**** LISTED RECORDS

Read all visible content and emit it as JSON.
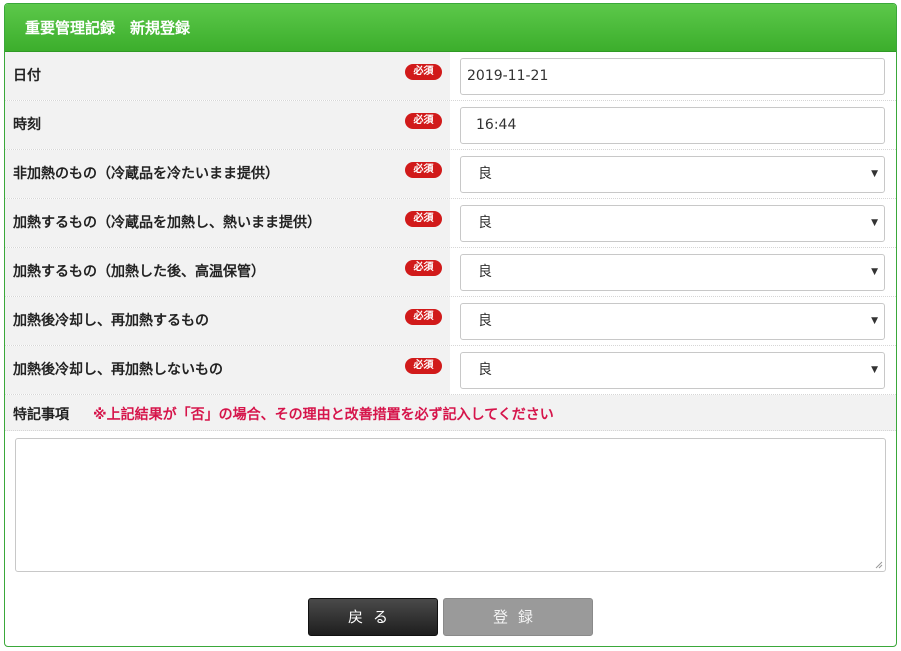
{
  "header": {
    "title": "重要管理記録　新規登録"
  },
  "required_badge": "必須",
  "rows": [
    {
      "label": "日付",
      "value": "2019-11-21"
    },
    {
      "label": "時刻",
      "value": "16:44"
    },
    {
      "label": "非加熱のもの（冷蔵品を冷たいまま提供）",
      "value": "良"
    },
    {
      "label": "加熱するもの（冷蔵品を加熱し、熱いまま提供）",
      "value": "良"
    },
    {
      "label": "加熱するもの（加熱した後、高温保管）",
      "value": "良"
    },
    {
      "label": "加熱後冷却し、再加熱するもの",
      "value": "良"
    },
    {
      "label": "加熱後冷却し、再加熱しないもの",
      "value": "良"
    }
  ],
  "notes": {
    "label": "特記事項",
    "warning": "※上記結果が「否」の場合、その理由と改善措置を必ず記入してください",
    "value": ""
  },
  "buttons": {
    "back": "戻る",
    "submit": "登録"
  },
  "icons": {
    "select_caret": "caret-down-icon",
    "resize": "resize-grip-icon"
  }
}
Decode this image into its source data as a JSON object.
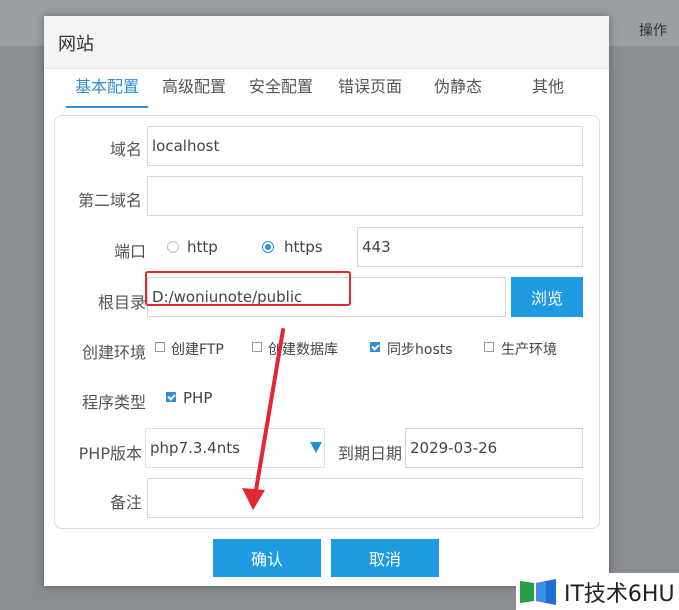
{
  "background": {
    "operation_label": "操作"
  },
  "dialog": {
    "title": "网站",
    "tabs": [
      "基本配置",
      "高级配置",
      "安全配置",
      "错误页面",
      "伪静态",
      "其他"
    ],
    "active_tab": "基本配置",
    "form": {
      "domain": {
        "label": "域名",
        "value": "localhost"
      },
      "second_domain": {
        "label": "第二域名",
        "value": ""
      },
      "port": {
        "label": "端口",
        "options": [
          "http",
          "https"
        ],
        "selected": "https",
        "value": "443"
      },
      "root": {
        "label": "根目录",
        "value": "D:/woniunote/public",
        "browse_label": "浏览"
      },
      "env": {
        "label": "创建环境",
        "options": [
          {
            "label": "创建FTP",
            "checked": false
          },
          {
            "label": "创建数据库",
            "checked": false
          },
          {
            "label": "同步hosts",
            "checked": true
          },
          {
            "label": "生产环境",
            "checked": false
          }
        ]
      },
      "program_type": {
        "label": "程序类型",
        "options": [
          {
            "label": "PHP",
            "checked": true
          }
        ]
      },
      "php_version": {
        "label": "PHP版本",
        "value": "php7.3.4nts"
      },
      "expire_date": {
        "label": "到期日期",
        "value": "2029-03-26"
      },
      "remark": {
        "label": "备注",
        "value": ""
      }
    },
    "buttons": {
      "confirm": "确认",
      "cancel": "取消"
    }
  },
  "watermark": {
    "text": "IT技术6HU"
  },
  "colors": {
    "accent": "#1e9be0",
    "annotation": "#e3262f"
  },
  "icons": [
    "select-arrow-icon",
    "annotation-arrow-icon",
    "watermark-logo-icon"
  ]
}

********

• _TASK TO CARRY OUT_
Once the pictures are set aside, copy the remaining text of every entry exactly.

• _COMPLETED TASK_
Read all visible content and emit it as JSON.
{
  "header": {
    "title": "重要管理記録　新規登録"
  },
  "required_badge": "必須",
  "rows": [
    {
      "label": "日付",
      "value": "2019-11-21"
    },
    {
      "label": "時刻",
      "value": "16:44"
    },
    {
      "label": "非加熱のもの（冷蔵品を冷たいまま提供）",
      "value": "良"
    },
    {
      "label": "加熱するもの（冷蔵品を加熱し、熱いまま提供）",
      "value": "良"
    },
    {
      "label": "加熱するもの（加熱した後、高温保管）",
      "value": "良"
    },
    {
      "label": "加熱後冷却し、再加熱するもの",
      "value": "良"
    },
    {
      "label": "加熱後冷却し、再加熱しないもの",
      "value": "良"
    }
  ],
  "notes": {
    "label": "特記事項",
    "warning": "※上記結果が「否」の場合、その理由と改善措置を必ず記入してください",
    "value": ""
  },
  "buttons": {
    "back": "戻る",
    "submit": "登録"
  },
  "icons": {
    "select_caret": "caret-down-icon",
    "resize": "resize-grip-icon"
  }
}
Decode this image into its source data as a JSON object.
{
  "background": {
    "operation_label": "操作"
  },
  "dialog": {
    "title": "网站",
    "tabs": [
      "基本配置",
      "高级配置",
      "安全配置",
      "错误页面",
      "伪静态",
      "其他"
    ],
    "active_tab": "基本配置",
    "form": {
      "domain": {
        "label": "域名",
        "value": "localhost"
      },
      "second_domain": {
        "label": "第二域名",
        "value": ""
      },
      "port": {
        "label": "端口",
        "options": [
          "http",
          "https"
        ],
        "selected": "https",
        "value": "443"
      },
      "root": {
        "label": "根目录",
        "value": "D:/woniunote/public",
        "browse_label": "浏览"
      },
      "env": {
        "label": "创建环境",
        "options": [
          {
            "label": "创建FTP",
            "checked": false
          },
          {
            "label": "创建数据库",
            "checked": false
          },
          {
            "label": "同步hosts",
            "checked": true
          },
          {
            "label": "生产环境",
            "checked": false
          }
        ]
      },
      "program_type": {
        "label": "程序类型",
        "options": [
          {
            "label": "PHP",
            "checked": true
          }
        ]
      },
      "php_version": {
        "label": "PHP版本",
        "value": "php7.3.4nts"
      },
      "expire_date": {
        "label": "到期日期",
        "value": "2029-03-26"
      },
      "remark": {
        "label": "备注",
        "value": ""
      }
    },
    "buttons": {
      "confirm": "确认",
      "cancel": "取消"
    }
  },
  "watermark": {
    "text": "IT技术6HU"
  },
  "colors": {
    "accent": "#1e9be0",
    "annotation": "#e3262f"
  },
  "icons": [
    "select-arrow-icon",
    "annotation-arrow-icon",
    "watermark-logo-icon"
  ]
}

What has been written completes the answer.